WHAT IS EXPECTED. Output everything in the listing exactly, with no line missing.

DATA SUPPLIED.
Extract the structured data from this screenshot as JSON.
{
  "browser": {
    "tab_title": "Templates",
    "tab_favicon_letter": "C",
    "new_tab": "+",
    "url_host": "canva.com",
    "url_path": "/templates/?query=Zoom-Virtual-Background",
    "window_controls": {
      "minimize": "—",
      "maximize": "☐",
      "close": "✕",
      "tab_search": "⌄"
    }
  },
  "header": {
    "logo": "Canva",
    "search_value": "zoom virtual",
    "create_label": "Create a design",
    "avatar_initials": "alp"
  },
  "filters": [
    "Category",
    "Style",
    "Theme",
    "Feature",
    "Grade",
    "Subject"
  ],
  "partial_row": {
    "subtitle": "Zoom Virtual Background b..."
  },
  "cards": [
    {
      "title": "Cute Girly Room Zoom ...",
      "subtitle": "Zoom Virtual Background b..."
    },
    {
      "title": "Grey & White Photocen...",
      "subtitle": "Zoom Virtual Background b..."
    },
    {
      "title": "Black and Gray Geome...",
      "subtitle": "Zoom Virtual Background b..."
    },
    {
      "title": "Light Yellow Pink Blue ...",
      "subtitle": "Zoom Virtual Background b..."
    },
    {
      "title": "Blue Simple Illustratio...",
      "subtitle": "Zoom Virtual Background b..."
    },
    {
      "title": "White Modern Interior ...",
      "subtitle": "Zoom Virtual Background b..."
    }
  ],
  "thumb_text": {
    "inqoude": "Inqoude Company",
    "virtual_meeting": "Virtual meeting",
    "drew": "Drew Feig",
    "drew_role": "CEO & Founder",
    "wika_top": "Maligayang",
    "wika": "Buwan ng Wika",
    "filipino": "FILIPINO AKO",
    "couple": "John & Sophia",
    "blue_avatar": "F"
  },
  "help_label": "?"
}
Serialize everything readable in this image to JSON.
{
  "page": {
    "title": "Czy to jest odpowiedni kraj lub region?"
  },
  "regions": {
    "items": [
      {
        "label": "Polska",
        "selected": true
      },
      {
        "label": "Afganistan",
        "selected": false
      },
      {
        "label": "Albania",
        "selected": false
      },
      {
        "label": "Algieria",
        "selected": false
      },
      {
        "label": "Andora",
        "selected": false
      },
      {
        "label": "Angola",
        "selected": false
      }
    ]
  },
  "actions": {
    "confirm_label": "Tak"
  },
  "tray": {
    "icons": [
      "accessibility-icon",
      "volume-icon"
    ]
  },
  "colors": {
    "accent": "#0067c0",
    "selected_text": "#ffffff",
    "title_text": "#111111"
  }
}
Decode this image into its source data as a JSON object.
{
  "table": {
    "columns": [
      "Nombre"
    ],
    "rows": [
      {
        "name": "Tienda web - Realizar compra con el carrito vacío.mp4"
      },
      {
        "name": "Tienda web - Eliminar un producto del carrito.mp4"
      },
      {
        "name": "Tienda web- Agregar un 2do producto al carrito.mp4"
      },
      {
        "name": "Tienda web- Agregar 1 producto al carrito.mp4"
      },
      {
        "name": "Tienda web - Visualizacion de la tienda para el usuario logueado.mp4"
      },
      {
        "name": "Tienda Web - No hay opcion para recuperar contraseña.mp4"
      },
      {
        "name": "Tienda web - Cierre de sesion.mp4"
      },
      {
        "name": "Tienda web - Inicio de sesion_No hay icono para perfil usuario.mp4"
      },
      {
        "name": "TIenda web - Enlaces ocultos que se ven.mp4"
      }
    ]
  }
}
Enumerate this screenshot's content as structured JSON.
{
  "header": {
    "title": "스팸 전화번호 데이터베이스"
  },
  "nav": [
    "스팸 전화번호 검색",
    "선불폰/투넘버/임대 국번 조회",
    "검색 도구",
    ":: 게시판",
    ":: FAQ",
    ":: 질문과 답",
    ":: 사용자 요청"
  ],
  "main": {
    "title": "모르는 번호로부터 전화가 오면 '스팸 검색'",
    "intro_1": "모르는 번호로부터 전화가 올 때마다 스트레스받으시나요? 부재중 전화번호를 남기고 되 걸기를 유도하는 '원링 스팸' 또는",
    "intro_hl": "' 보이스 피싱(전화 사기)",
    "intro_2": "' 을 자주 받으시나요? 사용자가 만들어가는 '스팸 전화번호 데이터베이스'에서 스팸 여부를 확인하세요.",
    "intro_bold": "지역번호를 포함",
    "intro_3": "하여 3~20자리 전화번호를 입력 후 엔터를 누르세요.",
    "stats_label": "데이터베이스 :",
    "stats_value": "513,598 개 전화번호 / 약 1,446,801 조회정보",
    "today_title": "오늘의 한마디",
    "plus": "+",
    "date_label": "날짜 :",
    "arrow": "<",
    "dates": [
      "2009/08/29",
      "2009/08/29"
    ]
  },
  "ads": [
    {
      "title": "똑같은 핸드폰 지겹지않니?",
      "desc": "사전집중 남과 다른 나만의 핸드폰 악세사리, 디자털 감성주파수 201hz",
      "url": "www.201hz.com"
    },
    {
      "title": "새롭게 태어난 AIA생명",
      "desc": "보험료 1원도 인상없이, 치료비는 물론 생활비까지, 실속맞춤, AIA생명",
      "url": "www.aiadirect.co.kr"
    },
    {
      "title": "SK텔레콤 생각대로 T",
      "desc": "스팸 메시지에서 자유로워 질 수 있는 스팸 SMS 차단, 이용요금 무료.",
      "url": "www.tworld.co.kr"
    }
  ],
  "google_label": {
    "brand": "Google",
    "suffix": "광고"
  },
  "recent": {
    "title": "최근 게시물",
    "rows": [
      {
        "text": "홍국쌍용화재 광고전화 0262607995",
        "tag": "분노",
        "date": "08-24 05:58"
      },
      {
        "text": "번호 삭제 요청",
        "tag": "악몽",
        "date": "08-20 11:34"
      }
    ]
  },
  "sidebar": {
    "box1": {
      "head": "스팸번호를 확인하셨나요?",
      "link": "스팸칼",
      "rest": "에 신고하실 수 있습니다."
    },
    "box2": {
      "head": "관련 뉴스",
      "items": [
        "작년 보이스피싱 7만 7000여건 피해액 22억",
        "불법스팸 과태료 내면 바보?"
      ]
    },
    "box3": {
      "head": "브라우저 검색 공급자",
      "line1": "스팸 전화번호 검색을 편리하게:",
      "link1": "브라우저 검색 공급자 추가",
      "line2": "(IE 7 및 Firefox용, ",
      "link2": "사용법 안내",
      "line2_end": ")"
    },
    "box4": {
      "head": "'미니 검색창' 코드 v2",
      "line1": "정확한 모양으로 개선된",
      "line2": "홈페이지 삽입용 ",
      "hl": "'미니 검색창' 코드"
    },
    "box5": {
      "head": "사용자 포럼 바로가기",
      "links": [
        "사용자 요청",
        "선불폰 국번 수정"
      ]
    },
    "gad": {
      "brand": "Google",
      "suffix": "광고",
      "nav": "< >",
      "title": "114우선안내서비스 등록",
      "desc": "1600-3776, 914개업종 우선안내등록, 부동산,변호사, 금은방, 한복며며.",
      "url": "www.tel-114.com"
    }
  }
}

EXERCISE OUTPUT.
Extract the structured data from this screenshot as JSON.
{
  "browser": {
    "tab_title": "Templates",
    "tab_favicon_letter": "C",
    "new_tab": "+",
    "url_host": "canva.com",
    "url_path": "/templates/?query=Zoom-Virtual-Background",
    "window_controls": {
      "minimize": "—",
      "maximize": "☐",
      "close": "✕",
      "tab_search": "⌄"
    }
  },
  "header": {
    "logo": "Canva",
    "search_value": "zoom virtual",
    "create_label": "Create a design",
    "avatar_initials": "alp"
  },
  "filters": [
    "Category",
    "Style",
    "Theme",
    "Feature",
    "Grade",
    "Subject"
  ],
  "partial_row": {
    "subtitle": "Zoom Virtual Background b..."
  },
  "cards": [
    {
      "title": "Cute Girly Room Zoom ...",
      "subtitle": "Zoom Virtual Background b..."
    },
    {
      "title": "Grey & White Photocen...",
      "subtitle": "Zoom Virtual Background b..."
    },
    {
      "title": "Black and Gray Geome...",
      "subtitle": "Zoom Virtual Background b..."
    },
    {
      "title": "Light Yellow Pink Blue ...",
      "subtitle": "Zoom Virtual Background b..."
    },
    {
      "title": "Blue Simple Illustratio...",
      "subtitle": "Zoom Virtual Background b..."
    },
    {
      "title": "White Modern Interior ...",
      "subtitle": "Zoom Virtual Background b..."
    }
  ],
  "thumb_text": {
    "inqoude": "Inqoude Company",
    "virtual_meeting": "Virtual meeting",
    "drew": "Drew Feig",
    "drew_role": "CEO & Founder",
    "wika_top": "Maligayang",
    "wika": "Buwan ng Wika",
    "filipino": "FILIPINO AKO",
    "couple": "John & Sophia",
    "blue_avatar": "F"
  },
  "help_label": "?"
}
Serialize everything readable in this image to JSON.
{
  "page": {
    "title": "Czy to jest odpowiedni kraj lub region?"
  },
  "regions": {
    "items": [
      {
        "label": "Polska",
        "selected": true
      },
      {
        "label": "Afganistan",
        "selected": false
      },
      {
        "label": "Albania",
        "selected": false
      },
      {
        "label": "Algieria",
        "selected": false
      },
      {
        "label": "Andora",
        "selected": false
      },
      {
        "label": "Angola",
        "selected": false
      }
    ]
  },
  "actions": {
    "confirm_label": "Tak"
  },
  "tray": {
    "icons": [
      "accessibility-icon",
      "volume-icon"
    ]
  },
  "colors": {
    "accent": "#0067c0",
    "selected_text": "#ffffff",
    "title_text": "#111111"
  }
}
Decode this image into its source data as a JSON object.
{
  "table": {
    "columns": [
      "Nombre"
    ],
    "rows": [
      {
        "name": "Tienda web - Realizar compra con el carrito vacío.mp4"
      },
      {
        "name": "Tienda web - Eliminar un producto del carrito.mp4"
      },
      {
        "name": "Tienda web- Agregar un 2do producto al carrito.mp4"
      },
      {
        "name": "Tienda web- Agregar 1 producto al carrito.mp4"
      },
      {
        "name": "Tienda web - Visualizacion de la tienda para el usuario logueado.mp4"
      },
      {
        "name": "Tienda Web - No hay opcion para recuperar contraseña.mp4"
      },
      {
        "name": "Tienda web - Cierre de sesion.mp4"
      },
      {
        "name": "Tienda web - Inicio de sesion_No hay icono para perfil usuario.mp4"
      },
      {
        "name": "TIenda web - Enlaces ocultos que se ven.mp4"
      }
    ]
  }
}
Enumerate this screenshot's content as structured JSON.
{
  "header": {
    "title": "스팸 전화번호 데이터베이스"
  },
  "nav": [
    "스팸 전화번호 검색",
    "선불폰/투넘버/임대 국번 조회",
    "검색 도구",
    ":: 게시판",
    ":: FAQ",
    ":: 질문과 답",
    ":: 사용자 요청"
  ],
  "main": {
    "title": "모르는 번호로부터 전화가 오면 '스팸 검색'",
    "intro_1": "모르는 번호로부터 전화가 올 때마다 스트레스받으시나요? 부재중 전화번호를 남기고 되 걸기를 유도하는 '원링 스팸' 또는",
    "intro_hl": "' 보이스 피싱(전화 사기)",
    "intro_2": "' 을 자주 받으시나요? 사용자가 만들어가는 '스팸 전화번호 데이터베이스'에서 스팸 여부를 확인하세요.",
    "intro_bold": "지역번호를 포함",
    "intro_3": "하여 3~20자리 전화번호를 입력 후 엔터를 누르세요.",
    "stats_label": "데이터베이스 :",
    "stats_value": "513,598 개 전화번호 / 약 1,446,801 조회정보",
    "today_title": "오늘의 한마디",
    "plus": "+",
    "date_label": "날짜 :",
    "arrow": "<",
    "dates": [
      "2009/08/29",
      "2009/08/29"
    ]
  },
  "ads": [
    {
      "title": "똑같은 핸드폰 지겹지않니?",
      "desc": "사전집중 남과 다른 나만의 핸드폰 악세사리, 디자털 감성주파수 201hz",
      "url": "www.201hz.com"
    },
    {
      "title": "새롭게 태어난 AIA생명",
      "desc": "보험료 1원도 인상없이, 치료비는 물론 생활비까지, 실속맞춤, AIA생명",
      "url": "www.aiadirect.co.kr"
    },
    {
      "title": "SK텔레콤 생각대로 T",
      "desc": "스팸 메시지에서 자유로워 질 수 있는 스팸 SMS 차단, 이용요금 무료.",
      "url": "www.tworld.co.kr"
    }
  ],
  "google_label": {
    "brand": "Google",
    "suffix": "광고"
  },
  "recent": {
    "title": "최근 게시물",
    "rows": [
      {
        "text": "홍국쌍용화재 광고전화 0262607995",
        "tag": "분노",
        "date": "08-24 05:58"
      },
      {
        "text": "번호 삭제 요청",
        "tag": "악몽",
        "date": "08-20 11:34"
      }
    ]
  },
  "sidebar": {
    "box1": {
      "head": "스팸번호를 확인하셨나요?",
      "link": "스팸칼",
      "rest": "에 신고하실 수 있습니다."
    },
    "box2": {
      "head": "관련 뉴스",
      "items": [
        "작년 보이스피싱 7만 7000여건 피해액 22억",
        "불법스팸 과태료 내면 바보?"
      ]
    },
    "box3": {
      "head": "브라우저 검색 공급자",
      "line1": "스팸 전화번호 검색을 편리하게:",
      "link1": "브라우저 검색 공급자 추가",
      "line2": "(IE 7 및 Firefox용, ",
      "link2": "사용법 안내",
      "line2_end": ")"
    },
    "box4": {
      "head": "'미니 검색창' 코드 v2",
      "line1": "정확한 모양으로 개선된",
      "line2": "홈페이지 삽입용 ",
      "hl": "'미니 검색창' 코드"
    },
    "box5": {
      "head": "사용자 포럼 바로가기",
      "links": [
        "사용자 요청",
        "선불폰 국번 수정"
      ]
    },
    "gad": {
      "brand": "Google",
      "suffix": "광고",
      "nav": "< >",
      "title": "114우선안내서비스 등록",
      "desc": "1600-3776, 914개업종 우선안내등록, 부동산,변호사, 금은방, 한복며며.",
      "url": "www.tel-114.com"
    }
  }
}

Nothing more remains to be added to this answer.